- Cumulative incidence of AD [ Time Frame: 24 months ]The cumulative incidence of AD at 24 months of age as recorded in health records. Trained clinicians will assess for AD at each clinic visit and record in the health record.
- Parental report [ Time Frame: 3, 6, 9, 12, 15, 18 and 24 months ]Parental report of provider-diagnosed AD
- Children's Eczema Questionnaire [ Time Frame: 12 and 24 months ]AD as diagnosed by the Children's Eczema Questionnaire (CEQ)
- Sleep loss [ Time Frame: 12 and 24 months ]Parental report of sleep loss of the infant reported as average number of days per week (1 week recall) of disrupted sleep in their infant
- Prescription topical skin medication [ Time Frame: 3, 6, 9, 12, 15, 18, 21 and 24 months ]Any prescription topical medication use or over-the-counter hydrocortisone usage recorded by parent or recorded from records review
- Asthma risk [ Time Frame: 12 and 24 months ]Asthma risk using a modification of the Asthma Predictive Index
- Food allergy symptoms [ Time Frame: 12 and 24 months ]Parental report of immediate food allergy symptoms
- Food allergy clinician diagnosed [ Time Frame: 12 and 24 months ]Parental report of a provider diagnosis of food allergy that was confirmed by prick testing or IgE blood test
- Global Health Status [ Time Frame: 12 and 24 months ]Global Health Status using one question from the PROMIS Pediatric Global Health (PGH-7) instrument

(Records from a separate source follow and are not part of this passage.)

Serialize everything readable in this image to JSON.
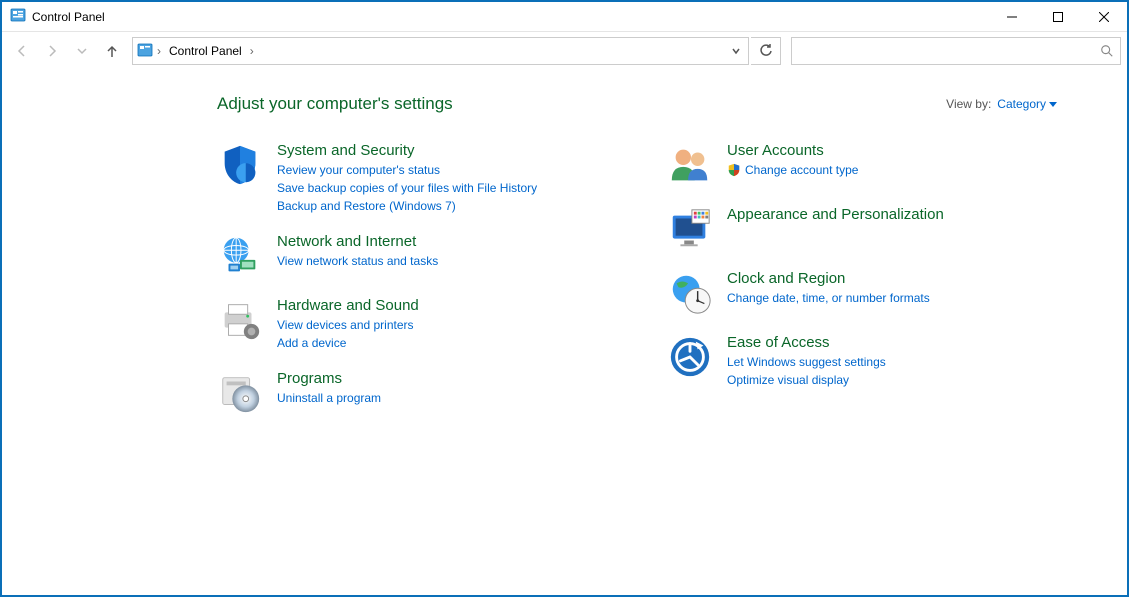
{
  "window": {
    "title": "Control Panel"
  },
  "breadcrumb": {
    "root": "Control Panel"
  },
  "page": {
    "heading": "Adjust your computer's settings"
  },
  "viewby": {
    "label": "View by:",
    "value": "Category"
  },
  "categories": {
    "system_security": {
      "title": "System and Security",
      "links": [
        "Review your computer's status",
        "Save backup copies of your files with File History",
        "Backup and Restore (Windows 7)"
      ]
    },
    "network": {
      "title": "Network and Internet",
      "links": [
        "View network status and tasks"
      ]
    },
    "hardware": {
      "title": "Hardware and Sound",
      "links": [
        "View devices and printers",
        "Add a device"
      ]
    },
    "programs": {
      "title": "Programs",
      "links": [
        "Uninstall a program"
      ]
    },
    "user_accounts": {
      "title": "User Accounts",
      "links": [
        "Change account type"
      ]
    },
    "appearance": {
      "title": "Appearance and Personalization",
      "links": []
    },
    "clock": {
      "title": "Clock and Region",
      "links": [
        "Change date, time, or number formats"
      ]
    },
    "ease": {
      "title": "Ease of Access",
      "links": [
        "Let Windows suggest settings",
        "Optimize visual display"
      ]
    }
  }
}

- Atopic dermatitis severity 1 [ Time Frame: 12 and 24 months ]In infants who develop AD: (1)Time to onset of AD as measured by parental report of eczema age of onset
- Atopic dermatitis severity 2 [ Time Frame: 12 and 24 months ]In infants who develop AD: (2) Time to onset of AD as measured by provider-recorded date of first diagnosis retrieved from record review of health record

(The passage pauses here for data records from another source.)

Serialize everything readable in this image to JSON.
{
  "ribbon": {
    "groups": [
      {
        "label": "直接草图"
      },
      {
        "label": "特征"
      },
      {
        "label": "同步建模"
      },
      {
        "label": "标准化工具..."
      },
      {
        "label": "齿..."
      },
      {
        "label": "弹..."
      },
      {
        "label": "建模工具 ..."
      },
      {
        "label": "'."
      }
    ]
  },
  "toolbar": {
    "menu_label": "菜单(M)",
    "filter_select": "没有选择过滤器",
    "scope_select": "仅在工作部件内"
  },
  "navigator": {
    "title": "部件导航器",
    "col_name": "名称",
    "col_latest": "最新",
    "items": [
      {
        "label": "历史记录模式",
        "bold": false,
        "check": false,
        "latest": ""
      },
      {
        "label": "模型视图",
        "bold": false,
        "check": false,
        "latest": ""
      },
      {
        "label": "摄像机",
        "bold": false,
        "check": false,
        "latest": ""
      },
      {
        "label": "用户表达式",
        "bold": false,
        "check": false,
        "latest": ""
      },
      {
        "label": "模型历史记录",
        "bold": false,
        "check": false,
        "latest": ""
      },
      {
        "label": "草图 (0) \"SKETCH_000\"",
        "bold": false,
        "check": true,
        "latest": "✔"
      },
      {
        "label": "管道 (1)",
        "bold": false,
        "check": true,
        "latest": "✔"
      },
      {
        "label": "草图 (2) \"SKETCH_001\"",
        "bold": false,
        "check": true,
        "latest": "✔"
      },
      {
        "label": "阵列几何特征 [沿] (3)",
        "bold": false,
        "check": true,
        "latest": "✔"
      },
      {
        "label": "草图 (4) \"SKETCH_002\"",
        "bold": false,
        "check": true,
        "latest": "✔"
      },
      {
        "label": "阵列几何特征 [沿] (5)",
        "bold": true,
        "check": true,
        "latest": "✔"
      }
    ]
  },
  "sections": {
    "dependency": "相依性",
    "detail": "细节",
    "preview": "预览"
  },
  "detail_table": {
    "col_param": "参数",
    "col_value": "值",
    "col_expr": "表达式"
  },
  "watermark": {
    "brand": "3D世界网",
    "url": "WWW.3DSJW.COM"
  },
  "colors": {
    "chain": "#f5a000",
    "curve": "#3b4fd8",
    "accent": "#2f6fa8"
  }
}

- Atopic dermatitis severity 3 [ Time Frame: 12 and 24 months ]In infants who develop AD: (3) AD symptom severity as reported by the patient-oriented eczema measure (POEM) instrument
- Atopic dermatitis severity 4 [ Time Frame: 12 and 24 months ]In infants who develop AD: (4) Parent-reported global severity of eczema assessment
- Atopic dermatitis severity 5 [ Time Frame: 12 and 24 months ]In infants who develop AD: (5) Infant Dermatology Quality of Life Instrument (IDQOL)
To learn more about this study, you or your doctor may contact the study research staff using the contact information provided by the sponsor.
Please refer to this study by its ClinicalTrials.gov identifier (NCT number): NCT03409367
|United States, Colorado|
|University of Colorado-Denver||Recruiting|
|Denver, Colorado, United States, 80045|
|Contact: Cat Halliwell, MPH|
|Contact: Mary Fisher, MPH|
|Sub-Investigator: Donald Nease, MD|
|United States, Oregon|
|Oregon Health & Science University||Recruiting|
|Portland, Oregon, United States, 97239|
|Contact: LeAnn C Michaels 503-494-1583 email@example.com|
|Sub-Investigator: Lyle Fagnan, MD|
|Principal Investigator:||Eric Simpson, MD||Oregon Health and Science University|